Just after 8:30 p.m. PT, Dropbox posted via Twitter that service had been restored.
Those claims Dropbox referred to in its tweets came from the Twitter account of a group claiming to be affiliated with the Anonymous hacker movement says it took down the file-sharing service.
In subsequent tweets, the 1775 Sec posted what it claimed was a leak from its hack and said it had hacked Dropbox to mark the one-year anniversary of Aaron Swartz's suicide. Swartz, an Internet pioneer, killed himself January 11, 2013, while facing a variety of hacking charges over allegations that he removed millions of scholarly articles and documents from the Massachusetts Institute of Technology.
Supporters of Swartz have since blamed the government's aggressive prosecution of the case for Swartz's suicide.
Before tweeting that restored service, Dropbox denied to several tech sites on Friday night that it had been hacked, again citing internal maintenance issues as the culprit.
It's not clear precisely how long Drobox's service had been out for, though the earliest tweets about the outage note indicate problems accessing the site around 5:45 p.m. PT.

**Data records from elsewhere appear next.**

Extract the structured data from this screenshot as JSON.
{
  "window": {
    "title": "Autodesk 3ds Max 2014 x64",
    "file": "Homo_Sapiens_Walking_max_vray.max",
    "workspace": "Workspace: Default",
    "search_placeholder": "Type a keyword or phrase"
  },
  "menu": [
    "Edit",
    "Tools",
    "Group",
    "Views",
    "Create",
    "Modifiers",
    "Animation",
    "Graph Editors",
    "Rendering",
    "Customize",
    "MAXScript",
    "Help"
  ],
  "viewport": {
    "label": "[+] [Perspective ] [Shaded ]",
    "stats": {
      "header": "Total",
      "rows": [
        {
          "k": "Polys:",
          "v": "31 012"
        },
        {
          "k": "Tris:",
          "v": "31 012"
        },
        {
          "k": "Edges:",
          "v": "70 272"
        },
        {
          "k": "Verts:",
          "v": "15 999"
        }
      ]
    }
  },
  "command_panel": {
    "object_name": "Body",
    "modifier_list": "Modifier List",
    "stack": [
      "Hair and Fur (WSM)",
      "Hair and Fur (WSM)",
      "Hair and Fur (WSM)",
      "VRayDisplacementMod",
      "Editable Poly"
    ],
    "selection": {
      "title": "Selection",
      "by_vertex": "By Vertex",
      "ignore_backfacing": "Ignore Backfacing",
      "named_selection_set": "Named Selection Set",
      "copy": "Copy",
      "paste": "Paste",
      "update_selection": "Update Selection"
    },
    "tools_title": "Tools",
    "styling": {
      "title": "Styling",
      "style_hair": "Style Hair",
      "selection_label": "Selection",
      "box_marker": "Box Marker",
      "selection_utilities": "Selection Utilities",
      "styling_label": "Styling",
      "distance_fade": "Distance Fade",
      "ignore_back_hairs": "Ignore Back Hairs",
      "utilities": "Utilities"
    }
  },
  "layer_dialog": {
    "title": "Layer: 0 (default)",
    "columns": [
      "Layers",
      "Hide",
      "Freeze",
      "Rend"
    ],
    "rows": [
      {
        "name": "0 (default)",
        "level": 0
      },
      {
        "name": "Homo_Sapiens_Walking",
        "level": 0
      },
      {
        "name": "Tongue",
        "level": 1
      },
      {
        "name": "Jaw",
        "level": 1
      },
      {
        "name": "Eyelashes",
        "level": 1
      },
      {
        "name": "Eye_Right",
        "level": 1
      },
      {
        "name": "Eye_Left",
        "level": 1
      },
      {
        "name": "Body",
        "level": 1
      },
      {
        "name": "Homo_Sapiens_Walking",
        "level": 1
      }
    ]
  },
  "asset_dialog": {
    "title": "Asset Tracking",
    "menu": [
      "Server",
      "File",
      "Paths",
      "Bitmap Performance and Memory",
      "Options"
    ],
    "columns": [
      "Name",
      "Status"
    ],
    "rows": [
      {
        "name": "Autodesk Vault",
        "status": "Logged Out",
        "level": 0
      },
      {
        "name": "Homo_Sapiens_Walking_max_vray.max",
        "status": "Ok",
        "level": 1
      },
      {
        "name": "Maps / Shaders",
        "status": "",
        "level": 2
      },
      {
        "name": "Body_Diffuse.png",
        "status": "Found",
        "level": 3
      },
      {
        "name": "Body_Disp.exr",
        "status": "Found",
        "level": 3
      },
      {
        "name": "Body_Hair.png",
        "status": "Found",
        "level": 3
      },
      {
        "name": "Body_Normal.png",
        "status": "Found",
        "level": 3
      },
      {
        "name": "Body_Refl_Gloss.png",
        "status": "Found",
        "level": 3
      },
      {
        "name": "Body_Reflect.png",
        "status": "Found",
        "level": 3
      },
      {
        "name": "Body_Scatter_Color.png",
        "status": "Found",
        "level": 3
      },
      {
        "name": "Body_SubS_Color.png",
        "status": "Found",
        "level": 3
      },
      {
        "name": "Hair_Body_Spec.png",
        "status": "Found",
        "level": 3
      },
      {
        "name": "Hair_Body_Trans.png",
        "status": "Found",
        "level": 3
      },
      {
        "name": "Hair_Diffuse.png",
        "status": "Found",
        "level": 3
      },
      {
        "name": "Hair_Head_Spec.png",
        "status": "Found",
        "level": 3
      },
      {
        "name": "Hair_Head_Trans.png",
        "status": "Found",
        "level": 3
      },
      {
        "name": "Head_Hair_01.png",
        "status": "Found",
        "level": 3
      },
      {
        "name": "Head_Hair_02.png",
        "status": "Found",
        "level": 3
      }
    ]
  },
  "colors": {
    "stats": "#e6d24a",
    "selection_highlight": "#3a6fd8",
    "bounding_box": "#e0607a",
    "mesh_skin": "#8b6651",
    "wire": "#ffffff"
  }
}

This story, "Dropbox hit by outage on Friday, denies that it was hacked" was originally published by PCWorld.